DIRECTIONS FOR THIS TASK →
Below are records to be repeated in full. Give them exactly.
BEGIN
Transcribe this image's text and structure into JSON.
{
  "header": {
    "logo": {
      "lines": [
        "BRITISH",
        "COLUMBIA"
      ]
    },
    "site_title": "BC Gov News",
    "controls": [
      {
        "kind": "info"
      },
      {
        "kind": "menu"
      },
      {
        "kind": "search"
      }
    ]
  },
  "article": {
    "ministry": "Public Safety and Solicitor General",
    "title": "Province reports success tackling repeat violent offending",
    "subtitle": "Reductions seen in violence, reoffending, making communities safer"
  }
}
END
RESPONSE →
Transcribe this image's text and structure into JSON.
{
  "header": {
    "logo": {
      "lines": [
        "BRITISH",
        "COLUMBIA"
      ]
    },
    "site_title": "BC Gov News",
    "controls": [
      {
        "kind": "info"
      },
      {
        "kind": "menu"
      },
      {
        "kind": "search"
      }
    ]
  },
  "article": {
    "ministry": "Public Safety and Solicitor General",
    "title": "Province reports success tackling repeat violent offending",
    "subtitle": "Reductions seen in violence, reoffending, making communities safer"
  }
}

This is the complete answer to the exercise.